**The problem**
Print the entries once more, unchanged.
-- Available data follows --
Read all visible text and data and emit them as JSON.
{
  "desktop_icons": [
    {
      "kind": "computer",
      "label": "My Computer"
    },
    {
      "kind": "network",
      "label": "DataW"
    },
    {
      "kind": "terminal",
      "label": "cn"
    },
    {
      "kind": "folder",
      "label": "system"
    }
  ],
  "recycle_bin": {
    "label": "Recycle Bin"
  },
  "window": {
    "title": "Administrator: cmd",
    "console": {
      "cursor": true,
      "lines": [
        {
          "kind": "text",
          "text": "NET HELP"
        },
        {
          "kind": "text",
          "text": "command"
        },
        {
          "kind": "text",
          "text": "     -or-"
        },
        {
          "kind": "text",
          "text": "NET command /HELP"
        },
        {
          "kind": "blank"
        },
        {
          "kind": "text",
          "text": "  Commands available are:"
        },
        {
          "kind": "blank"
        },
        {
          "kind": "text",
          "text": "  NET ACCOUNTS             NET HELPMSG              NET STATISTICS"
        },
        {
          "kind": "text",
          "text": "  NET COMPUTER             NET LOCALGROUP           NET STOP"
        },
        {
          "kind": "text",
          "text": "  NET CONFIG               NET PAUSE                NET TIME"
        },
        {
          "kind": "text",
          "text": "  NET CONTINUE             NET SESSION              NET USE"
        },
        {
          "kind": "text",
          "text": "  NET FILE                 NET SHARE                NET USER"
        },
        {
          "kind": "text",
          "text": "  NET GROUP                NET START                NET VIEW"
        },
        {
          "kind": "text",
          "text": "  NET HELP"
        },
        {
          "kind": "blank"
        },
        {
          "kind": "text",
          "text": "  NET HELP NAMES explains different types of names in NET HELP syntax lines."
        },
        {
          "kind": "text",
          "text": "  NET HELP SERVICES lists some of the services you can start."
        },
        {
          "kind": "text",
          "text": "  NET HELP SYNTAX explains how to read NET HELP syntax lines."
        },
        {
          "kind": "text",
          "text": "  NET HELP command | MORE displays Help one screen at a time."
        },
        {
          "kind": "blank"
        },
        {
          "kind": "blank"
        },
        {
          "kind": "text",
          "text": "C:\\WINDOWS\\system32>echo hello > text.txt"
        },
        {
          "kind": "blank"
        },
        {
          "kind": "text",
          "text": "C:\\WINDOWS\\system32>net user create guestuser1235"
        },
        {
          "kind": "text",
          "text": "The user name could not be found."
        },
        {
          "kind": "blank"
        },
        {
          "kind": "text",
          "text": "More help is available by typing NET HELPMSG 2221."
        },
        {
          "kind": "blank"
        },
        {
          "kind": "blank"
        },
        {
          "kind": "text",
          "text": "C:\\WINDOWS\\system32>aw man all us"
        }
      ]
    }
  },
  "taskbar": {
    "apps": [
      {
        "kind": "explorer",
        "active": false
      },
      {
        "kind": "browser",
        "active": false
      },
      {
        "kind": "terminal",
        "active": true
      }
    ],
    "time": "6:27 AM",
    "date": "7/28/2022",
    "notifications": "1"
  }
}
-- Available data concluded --
**Result**
Read all visible text and data and emit them as JSON.
{
  "desktop_icons": [
    {
      "kind": "computer",
      "label": "My Computer"
    },
    {
      "kind": "network",
      "label": "DataW"
    },
    {
      "kind": "terminal",
      "label": "cn"
    },
    {
      "kind": "folder",
      "label": "system"
    }
  ],
  "recycle_bin": {
    "label": "Recycle Bin"
  },
  "window": {
    "title": "Administrator: cmd",
    "console": {
      "cursor": true,
      "lines": [
        {
          "kind": "text",
          "text": "NET HELP"
        },
        {
          "kind": "text",
          "text": "command"
        },
        {
          "kind": "text",
          "text": "     -or-"
        },
        {
          "kind": "text",
          "text": "NET command /HELP"
        },
        {
          "kind": "blank"
        },
        {
          "kind": "text",
          "text": "  Commands available are:"
        },
        {
          "kind": "blank"
        },
        {
          "kind": "text",
          "text": "  NET ACCOUNTS             NET HELPMSG              NET STATISTICS"
        },
        {
          "kind": "text",
          "text": "  NET COMPUTER             NET LOCALGROUP           NET STOP"
        },
        {
          "kind": "text",
          "text": "  NET CONFIG               NET PAUSE                NET TIME"
        },
        {
          "kind": "text",
          "text": "  NET CONTINUE             NET SESSION              NET USE"
        },
        {
          "kind": "text",
          "text": "  NET FILE                 NET SHARE                NET USER"
        },
        {
          "kind": "text",
          "text": "  NET GROUP                NET START                NET VIEW"
        },
        {
          "kind": "text",
          "text": "  NET HELP"
        },
        {
          "kind": "blank"
        },
        {
          "kind": "text",
          "text": "  NET HELP NAMES explains different types of names in NET HELP syntax lines."
        },
        {
          "kind": "text",
          "text": "  NET HELP SERVICES lists some of the services you can start."
        },
        {
          "kind": "text",
          "text": "  NET HELP SYNTAX explains how to read NET HELP syntax lines."
        },
        {
          "kind": "text",
          "text": "  NET HELP command | MORE displays Help one screen at a time."
        },
        {
          "kind": "blank"
        },
        {
          "kind": "blank"
        },
        {
          "kind": "text",
          "text": "C:\\WINDOWS\\system32>echo hello > text.txt"
        },
        {
          "kind": "blank"
        },
        {
          "kind": "text",
          "text": "C:\\WINDOWS\\system32>net user create guestuser1235"
        },
        {
          "kind": "text",
          "text": "The user name could not be found."
        },
        {
          "kind": "blank"
        },
        {
          "kind": "text",
          "text": "More help is available by typing NET HELPMSG 2221."
        },
        {
          "kind": "blank"
        },
        {
          "kind": "blank"
        },
        {
          "kind": "text",
          "text": "C:\\WINDOWS\\system32>aw man all us"
        }
      ]
    }
  },
  "taskbar": {
    "apps": [
      {
        "kind": "explorer",
        "active": false
      },
      {
        "kind": "browser",
        "active": false
      },
      {
        "kind": "terminal",
        "active": true
      }
    ],
    "time": "6:27 AM",
    "date": "7/28/2022",
    "notifications": "1"
  }
}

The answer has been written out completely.